START Recorded data

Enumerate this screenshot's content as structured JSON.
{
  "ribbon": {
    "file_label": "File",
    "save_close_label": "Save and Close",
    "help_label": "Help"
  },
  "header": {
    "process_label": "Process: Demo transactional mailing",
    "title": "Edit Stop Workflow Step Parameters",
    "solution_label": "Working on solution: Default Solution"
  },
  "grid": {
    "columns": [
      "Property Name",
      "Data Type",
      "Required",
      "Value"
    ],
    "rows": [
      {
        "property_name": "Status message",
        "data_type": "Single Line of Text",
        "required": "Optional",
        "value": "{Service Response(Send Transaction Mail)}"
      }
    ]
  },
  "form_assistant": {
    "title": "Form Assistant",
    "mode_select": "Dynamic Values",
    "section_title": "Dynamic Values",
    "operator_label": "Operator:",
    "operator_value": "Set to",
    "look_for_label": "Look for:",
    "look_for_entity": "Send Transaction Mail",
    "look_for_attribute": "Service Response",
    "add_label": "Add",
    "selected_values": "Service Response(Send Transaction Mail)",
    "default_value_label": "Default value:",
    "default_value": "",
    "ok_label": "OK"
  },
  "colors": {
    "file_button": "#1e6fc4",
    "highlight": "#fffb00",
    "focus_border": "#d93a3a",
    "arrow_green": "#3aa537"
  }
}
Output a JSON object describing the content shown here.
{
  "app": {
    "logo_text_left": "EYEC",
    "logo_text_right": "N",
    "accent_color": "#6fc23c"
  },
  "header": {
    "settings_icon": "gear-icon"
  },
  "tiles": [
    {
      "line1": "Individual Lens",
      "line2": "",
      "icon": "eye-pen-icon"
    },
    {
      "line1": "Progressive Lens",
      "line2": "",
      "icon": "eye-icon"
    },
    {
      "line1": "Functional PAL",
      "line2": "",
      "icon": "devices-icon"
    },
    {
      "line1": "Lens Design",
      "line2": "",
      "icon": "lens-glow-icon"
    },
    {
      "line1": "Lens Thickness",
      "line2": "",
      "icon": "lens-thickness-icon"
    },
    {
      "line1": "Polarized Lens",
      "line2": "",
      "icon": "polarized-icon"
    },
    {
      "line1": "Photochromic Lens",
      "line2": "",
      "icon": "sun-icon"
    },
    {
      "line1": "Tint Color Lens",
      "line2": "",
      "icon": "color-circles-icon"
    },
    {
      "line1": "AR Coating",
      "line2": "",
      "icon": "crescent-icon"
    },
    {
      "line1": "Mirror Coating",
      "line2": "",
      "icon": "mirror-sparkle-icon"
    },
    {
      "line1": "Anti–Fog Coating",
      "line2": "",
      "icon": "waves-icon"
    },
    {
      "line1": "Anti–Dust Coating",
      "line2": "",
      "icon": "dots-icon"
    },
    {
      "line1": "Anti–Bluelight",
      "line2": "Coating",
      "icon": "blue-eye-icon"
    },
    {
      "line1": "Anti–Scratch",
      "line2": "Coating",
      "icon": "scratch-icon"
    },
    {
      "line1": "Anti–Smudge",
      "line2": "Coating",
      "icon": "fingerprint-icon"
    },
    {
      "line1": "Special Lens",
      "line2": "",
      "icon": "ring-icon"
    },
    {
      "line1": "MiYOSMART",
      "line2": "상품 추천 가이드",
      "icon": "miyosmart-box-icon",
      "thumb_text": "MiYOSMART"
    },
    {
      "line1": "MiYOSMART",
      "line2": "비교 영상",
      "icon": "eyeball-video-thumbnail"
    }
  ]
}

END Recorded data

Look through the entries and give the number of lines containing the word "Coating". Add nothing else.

Problem solution: 7